Content starts

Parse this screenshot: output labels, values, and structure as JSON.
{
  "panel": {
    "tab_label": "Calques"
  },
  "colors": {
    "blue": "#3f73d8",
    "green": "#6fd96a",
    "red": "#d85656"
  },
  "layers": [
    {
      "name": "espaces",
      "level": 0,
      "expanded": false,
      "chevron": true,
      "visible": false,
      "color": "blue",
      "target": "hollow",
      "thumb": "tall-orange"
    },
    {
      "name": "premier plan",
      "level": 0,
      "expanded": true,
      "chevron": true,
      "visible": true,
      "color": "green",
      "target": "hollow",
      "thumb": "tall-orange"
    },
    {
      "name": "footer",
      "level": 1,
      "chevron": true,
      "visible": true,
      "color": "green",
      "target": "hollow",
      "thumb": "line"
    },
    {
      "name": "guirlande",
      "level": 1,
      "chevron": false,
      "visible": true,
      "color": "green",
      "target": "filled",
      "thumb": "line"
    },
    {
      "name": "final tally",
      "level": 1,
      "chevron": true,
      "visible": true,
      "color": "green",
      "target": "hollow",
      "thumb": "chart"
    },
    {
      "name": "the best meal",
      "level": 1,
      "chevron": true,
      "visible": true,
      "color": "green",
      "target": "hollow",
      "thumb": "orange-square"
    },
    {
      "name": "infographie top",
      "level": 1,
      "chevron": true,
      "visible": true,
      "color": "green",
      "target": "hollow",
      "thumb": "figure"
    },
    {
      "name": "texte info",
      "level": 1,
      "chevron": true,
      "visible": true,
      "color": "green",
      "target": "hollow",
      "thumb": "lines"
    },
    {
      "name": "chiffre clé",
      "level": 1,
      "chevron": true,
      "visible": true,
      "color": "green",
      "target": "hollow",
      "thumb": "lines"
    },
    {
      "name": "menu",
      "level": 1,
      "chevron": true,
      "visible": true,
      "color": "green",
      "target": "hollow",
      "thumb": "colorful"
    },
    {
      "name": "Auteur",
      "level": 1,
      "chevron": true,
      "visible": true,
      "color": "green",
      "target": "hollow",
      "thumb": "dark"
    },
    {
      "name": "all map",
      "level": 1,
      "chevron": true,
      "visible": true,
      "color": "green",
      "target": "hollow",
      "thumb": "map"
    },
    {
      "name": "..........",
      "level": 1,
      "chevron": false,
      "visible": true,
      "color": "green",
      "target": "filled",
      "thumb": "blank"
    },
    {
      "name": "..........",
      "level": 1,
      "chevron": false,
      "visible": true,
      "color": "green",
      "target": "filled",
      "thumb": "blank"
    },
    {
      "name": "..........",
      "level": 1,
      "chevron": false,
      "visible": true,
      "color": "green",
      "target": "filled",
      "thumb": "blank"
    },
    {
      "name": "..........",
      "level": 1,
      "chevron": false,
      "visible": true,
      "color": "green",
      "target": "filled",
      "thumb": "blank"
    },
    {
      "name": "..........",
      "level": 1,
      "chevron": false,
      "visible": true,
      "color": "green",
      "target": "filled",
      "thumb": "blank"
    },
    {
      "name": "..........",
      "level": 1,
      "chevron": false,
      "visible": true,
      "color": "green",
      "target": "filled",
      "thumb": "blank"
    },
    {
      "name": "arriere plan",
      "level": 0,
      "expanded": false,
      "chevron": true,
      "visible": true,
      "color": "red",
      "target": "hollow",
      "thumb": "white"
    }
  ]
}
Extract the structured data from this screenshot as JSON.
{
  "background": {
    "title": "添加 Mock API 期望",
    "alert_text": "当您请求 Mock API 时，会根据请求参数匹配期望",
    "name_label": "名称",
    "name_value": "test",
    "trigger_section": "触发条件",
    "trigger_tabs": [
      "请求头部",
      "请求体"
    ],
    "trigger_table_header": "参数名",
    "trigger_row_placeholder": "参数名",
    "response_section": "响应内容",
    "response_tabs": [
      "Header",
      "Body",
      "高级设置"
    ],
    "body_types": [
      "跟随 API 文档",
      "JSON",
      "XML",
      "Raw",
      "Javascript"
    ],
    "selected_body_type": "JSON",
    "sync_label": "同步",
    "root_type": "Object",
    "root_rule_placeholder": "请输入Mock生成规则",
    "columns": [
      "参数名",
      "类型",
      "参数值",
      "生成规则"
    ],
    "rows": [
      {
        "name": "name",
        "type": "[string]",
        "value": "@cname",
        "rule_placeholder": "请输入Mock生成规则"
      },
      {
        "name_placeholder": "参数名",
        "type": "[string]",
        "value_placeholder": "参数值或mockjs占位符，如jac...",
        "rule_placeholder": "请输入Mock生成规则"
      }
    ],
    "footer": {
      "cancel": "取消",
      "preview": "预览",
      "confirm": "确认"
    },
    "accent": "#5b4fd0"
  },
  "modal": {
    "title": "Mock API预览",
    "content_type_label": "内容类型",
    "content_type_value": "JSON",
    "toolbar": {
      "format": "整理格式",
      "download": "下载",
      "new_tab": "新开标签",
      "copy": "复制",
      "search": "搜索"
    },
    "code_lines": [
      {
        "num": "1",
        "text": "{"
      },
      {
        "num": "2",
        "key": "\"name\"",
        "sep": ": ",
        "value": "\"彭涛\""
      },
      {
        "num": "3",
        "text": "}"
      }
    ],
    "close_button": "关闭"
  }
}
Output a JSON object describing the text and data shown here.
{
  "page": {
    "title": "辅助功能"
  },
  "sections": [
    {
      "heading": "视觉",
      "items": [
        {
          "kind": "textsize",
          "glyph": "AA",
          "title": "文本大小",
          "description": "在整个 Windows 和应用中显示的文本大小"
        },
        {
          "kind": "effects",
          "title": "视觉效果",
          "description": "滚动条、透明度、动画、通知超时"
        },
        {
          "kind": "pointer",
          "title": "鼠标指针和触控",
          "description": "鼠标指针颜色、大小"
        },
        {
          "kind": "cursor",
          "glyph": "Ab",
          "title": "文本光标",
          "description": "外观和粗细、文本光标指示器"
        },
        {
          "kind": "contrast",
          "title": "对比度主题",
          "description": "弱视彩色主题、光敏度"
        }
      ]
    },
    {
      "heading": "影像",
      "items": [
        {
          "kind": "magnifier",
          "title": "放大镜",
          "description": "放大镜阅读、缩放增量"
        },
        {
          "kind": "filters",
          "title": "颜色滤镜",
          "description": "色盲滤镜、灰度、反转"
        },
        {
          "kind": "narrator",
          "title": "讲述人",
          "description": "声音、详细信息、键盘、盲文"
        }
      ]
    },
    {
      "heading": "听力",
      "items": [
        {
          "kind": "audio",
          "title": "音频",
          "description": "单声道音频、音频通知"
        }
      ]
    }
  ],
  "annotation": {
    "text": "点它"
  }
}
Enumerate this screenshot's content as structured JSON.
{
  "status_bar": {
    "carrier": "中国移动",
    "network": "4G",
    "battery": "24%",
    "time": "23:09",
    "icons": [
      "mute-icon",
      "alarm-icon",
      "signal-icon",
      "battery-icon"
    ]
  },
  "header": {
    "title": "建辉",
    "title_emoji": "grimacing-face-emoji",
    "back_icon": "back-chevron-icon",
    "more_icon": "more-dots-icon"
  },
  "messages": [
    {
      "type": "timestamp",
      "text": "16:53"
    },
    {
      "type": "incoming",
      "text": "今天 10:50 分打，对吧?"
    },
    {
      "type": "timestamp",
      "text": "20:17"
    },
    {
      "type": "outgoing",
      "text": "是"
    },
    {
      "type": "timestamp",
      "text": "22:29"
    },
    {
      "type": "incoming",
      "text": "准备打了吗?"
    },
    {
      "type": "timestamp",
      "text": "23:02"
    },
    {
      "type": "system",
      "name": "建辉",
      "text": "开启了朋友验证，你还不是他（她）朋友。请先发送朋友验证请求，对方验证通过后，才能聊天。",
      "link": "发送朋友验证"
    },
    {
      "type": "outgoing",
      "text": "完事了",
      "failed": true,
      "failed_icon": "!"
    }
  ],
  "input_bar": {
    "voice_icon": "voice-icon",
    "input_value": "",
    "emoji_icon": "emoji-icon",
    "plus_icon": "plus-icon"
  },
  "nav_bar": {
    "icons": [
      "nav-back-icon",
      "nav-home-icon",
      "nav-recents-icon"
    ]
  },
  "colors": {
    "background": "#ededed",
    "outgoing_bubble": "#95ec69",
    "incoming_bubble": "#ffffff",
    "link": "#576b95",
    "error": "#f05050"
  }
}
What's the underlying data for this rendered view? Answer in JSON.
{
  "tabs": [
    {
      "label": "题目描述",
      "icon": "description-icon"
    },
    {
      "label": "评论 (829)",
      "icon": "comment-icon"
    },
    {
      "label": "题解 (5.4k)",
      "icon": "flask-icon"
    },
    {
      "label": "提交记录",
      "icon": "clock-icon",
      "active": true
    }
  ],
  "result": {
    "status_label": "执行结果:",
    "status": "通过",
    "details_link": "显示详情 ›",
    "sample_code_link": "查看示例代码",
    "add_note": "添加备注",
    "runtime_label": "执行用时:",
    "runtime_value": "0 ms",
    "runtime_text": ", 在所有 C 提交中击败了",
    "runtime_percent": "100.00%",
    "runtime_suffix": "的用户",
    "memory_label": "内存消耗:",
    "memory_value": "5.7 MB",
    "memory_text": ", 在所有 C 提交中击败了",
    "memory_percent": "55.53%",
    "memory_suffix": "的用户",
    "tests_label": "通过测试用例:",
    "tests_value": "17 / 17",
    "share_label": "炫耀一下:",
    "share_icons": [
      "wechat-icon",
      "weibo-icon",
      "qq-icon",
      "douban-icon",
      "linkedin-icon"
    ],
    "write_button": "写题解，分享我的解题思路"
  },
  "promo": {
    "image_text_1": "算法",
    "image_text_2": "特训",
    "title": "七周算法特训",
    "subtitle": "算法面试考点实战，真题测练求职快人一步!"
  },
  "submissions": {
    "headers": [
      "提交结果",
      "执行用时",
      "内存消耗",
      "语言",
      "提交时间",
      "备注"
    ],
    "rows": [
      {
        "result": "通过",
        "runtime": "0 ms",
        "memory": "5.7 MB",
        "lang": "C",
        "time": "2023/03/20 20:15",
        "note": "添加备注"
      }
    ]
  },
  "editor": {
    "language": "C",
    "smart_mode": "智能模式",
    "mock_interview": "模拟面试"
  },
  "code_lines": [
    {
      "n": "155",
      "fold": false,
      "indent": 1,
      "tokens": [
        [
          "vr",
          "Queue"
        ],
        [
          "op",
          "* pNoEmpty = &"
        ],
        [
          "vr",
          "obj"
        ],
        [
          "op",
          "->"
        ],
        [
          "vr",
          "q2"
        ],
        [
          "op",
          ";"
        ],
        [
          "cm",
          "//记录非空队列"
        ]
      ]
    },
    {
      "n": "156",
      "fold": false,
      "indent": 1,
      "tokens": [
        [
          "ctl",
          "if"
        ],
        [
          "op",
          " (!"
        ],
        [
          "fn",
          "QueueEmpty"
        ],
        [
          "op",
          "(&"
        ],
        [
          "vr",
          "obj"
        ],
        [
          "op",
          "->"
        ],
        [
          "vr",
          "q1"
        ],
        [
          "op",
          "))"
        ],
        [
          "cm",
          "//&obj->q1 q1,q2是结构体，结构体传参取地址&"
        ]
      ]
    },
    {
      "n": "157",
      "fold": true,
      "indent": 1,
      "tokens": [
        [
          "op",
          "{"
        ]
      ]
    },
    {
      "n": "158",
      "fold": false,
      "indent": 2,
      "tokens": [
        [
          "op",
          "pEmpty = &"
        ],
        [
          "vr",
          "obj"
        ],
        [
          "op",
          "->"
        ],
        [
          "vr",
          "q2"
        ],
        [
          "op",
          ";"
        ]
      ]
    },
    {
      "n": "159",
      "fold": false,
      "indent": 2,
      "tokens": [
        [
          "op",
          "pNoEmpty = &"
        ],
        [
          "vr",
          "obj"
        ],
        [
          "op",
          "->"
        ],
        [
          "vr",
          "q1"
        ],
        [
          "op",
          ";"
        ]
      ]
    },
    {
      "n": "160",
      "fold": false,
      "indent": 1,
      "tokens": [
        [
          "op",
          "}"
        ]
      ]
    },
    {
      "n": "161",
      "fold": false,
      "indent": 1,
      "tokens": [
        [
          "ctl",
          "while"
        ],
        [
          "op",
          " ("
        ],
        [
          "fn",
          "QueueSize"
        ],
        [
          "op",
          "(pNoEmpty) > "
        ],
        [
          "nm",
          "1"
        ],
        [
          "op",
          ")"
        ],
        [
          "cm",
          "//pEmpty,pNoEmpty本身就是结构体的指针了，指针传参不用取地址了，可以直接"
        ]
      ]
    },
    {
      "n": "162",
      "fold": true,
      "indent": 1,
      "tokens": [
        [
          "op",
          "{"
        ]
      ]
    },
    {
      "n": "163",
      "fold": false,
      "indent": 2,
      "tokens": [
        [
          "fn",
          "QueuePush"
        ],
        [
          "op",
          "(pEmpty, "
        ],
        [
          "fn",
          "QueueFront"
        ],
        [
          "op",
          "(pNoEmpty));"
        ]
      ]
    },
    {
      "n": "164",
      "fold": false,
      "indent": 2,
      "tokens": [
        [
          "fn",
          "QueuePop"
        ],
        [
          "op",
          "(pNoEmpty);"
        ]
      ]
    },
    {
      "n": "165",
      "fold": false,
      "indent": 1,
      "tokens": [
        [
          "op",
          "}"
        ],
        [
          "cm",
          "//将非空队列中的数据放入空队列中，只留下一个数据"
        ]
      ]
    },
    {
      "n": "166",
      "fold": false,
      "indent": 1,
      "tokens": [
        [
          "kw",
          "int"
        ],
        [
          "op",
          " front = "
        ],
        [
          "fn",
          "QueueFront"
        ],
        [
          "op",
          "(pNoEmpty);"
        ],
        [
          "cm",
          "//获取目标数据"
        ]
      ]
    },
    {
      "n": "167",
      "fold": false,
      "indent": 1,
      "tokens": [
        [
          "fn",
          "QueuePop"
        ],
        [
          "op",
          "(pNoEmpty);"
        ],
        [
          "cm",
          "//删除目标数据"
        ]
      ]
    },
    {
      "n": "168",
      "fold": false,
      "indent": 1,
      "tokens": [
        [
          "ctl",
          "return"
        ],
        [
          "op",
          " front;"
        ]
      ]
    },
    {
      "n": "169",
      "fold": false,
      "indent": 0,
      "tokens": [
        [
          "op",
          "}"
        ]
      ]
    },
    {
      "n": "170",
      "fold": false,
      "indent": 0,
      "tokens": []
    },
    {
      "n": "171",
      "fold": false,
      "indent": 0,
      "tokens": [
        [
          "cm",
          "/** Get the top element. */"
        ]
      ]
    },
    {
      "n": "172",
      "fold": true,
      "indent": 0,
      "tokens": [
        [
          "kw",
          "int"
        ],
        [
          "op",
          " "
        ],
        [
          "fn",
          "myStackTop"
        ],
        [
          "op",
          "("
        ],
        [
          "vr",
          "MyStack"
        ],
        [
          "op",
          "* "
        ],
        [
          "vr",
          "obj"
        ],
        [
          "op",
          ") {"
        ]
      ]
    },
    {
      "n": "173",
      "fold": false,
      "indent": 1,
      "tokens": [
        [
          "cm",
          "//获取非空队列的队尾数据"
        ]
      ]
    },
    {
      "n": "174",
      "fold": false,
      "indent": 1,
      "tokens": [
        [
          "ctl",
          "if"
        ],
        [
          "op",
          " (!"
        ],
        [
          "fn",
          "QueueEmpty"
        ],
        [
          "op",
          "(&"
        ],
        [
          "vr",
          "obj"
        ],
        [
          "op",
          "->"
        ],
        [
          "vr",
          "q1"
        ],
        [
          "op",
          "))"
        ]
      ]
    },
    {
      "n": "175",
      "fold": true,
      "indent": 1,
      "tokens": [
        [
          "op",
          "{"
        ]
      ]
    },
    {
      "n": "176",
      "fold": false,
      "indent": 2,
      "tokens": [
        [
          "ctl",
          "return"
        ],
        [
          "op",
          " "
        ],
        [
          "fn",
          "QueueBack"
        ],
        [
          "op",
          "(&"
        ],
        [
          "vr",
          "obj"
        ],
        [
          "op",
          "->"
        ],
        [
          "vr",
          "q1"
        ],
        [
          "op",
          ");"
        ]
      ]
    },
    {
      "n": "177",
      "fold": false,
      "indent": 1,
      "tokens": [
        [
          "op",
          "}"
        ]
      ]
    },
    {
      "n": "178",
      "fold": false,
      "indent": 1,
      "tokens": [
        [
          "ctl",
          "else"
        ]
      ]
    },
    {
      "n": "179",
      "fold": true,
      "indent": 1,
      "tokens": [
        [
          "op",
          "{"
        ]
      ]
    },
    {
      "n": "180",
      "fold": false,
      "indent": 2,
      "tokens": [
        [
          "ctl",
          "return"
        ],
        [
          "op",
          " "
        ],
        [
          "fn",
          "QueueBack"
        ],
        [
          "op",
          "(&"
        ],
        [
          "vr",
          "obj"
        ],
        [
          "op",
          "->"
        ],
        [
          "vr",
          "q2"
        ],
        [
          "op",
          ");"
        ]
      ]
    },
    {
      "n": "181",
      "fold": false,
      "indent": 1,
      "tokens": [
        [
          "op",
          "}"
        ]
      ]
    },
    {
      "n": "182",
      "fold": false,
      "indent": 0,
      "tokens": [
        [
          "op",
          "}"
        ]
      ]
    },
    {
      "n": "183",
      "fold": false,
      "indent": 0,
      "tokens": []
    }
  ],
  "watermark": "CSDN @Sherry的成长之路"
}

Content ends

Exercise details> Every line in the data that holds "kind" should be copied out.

Output of the task>
          "kind": "textsize",
          "kind": "effects",
          "kind": "pointer",
          "kind": "cursor",
          "kind": "contrast",
          "kind": "magnifier",
          "kind": "filters",
          "kind": "narrator",
          "kind": "audio",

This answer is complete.